Stored items

§

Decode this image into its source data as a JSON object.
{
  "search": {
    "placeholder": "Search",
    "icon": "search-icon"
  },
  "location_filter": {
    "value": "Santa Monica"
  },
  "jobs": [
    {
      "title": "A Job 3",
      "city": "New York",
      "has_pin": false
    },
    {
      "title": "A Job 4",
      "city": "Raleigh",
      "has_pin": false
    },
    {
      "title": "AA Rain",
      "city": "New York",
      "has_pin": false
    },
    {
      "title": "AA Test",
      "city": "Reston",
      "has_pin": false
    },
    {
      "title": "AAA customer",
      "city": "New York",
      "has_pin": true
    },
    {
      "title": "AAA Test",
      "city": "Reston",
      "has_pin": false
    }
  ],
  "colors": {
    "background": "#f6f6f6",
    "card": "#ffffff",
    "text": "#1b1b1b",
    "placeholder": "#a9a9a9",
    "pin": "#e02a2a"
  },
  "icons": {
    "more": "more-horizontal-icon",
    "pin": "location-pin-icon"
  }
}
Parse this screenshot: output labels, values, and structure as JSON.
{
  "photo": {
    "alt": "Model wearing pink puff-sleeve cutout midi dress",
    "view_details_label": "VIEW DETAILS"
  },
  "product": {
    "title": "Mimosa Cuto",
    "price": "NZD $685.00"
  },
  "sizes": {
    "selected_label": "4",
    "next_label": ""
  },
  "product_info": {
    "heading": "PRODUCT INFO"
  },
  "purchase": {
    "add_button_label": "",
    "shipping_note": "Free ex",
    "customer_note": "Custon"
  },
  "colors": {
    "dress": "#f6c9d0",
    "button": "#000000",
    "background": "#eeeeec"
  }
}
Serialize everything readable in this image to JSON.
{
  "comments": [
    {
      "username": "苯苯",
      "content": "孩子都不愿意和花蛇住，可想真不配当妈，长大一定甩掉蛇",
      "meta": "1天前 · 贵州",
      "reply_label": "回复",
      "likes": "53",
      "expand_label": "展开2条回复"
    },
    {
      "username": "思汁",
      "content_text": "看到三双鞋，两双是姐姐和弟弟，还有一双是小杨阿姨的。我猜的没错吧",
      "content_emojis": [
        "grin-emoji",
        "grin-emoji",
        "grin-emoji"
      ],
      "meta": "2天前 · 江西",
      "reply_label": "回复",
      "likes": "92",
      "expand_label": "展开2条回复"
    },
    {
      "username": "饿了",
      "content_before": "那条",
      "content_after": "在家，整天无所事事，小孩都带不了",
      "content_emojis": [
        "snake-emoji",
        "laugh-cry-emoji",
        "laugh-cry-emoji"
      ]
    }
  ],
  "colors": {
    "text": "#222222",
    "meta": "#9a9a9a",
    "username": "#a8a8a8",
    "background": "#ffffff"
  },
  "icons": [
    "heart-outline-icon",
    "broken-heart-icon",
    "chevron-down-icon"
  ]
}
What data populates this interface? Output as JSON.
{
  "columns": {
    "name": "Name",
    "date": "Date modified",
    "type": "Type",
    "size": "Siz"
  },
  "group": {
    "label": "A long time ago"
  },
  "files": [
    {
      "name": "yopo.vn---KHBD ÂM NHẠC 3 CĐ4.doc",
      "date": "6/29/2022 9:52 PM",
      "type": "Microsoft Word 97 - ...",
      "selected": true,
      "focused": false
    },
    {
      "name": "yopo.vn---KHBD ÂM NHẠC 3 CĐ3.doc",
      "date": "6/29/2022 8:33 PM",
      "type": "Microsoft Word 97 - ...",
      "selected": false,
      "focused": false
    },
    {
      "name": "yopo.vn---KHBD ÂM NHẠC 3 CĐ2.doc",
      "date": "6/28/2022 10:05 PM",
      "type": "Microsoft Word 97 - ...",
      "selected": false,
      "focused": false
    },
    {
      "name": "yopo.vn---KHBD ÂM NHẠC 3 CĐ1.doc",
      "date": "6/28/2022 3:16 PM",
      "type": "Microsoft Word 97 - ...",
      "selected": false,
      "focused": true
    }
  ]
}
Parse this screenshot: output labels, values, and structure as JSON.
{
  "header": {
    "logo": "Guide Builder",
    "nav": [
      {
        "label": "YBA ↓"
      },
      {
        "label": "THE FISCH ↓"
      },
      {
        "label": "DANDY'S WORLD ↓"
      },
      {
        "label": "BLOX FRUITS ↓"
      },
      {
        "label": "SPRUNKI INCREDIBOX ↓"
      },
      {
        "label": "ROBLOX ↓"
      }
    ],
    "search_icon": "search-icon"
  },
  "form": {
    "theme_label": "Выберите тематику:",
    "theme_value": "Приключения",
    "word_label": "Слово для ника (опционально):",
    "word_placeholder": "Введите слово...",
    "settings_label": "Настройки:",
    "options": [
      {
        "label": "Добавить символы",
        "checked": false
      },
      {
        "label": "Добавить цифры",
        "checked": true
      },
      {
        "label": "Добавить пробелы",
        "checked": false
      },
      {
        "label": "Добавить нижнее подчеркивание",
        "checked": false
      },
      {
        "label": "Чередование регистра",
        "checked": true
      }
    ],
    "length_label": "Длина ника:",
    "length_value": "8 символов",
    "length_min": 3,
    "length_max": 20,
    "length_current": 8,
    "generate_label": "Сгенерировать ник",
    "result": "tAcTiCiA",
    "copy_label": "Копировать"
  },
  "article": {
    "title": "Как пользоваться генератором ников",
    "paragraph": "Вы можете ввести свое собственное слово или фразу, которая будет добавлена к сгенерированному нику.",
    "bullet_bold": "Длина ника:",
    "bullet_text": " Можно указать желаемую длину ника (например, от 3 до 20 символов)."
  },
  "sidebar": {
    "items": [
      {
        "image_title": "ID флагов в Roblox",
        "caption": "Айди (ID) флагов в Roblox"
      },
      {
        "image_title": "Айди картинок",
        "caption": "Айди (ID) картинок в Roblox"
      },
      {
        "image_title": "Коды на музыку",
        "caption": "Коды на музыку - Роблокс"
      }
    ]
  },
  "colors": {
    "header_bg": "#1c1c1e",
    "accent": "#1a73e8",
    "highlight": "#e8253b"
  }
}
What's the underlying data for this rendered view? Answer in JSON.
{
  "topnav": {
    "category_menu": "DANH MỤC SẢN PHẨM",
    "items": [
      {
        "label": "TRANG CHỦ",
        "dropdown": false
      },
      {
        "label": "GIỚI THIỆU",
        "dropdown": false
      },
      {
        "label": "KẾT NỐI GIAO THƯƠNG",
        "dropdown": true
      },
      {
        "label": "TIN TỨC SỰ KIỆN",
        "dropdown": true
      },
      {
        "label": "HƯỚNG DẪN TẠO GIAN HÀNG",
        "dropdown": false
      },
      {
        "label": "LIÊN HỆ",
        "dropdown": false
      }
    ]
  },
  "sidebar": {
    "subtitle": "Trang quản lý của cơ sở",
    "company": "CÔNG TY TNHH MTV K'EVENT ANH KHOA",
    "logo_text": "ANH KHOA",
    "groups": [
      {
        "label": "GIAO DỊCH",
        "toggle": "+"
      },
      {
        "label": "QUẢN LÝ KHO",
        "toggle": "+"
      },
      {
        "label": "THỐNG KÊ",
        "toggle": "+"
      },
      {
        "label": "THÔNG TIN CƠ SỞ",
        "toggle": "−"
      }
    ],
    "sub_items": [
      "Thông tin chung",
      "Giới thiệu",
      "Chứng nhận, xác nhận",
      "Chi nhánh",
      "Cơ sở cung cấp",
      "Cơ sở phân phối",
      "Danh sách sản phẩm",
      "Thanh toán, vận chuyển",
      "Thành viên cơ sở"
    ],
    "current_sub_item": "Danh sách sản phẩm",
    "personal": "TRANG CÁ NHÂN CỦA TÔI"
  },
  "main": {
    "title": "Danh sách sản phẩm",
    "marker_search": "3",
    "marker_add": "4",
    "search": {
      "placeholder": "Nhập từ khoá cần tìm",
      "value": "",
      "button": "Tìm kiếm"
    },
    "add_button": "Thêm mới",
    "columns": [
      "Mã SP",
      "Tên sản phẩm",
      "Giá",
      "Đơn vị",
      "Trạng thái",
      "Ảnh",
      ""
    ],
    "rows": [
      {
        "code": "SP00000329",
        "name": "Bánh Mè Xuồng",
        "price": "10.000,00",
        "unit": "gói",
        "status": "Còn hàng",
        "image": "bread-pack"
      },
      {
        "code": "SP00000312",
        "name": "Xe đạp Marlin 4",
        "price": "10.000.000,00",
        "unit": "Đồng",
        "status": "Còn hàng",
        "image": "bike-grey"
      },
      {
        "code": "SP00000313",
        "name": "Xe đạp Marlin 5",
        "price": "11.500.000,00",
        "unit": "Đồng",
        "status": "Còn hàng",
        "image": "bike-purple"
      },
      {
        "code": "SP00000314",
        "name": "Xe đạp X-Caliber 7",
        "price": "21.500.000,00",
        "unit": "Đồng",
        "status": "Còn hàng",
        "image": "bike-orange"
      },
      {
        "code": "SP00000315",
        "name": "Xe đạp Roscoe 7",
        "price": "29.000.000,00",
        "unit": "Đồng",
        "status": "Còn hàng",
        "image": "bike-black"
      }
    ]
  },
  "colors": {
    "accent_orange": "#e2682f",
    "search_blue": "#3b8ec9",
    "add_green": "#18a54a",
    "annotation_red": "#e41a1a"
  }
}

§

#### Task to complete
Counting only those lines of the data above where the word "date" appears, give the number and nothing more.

#### Response area
5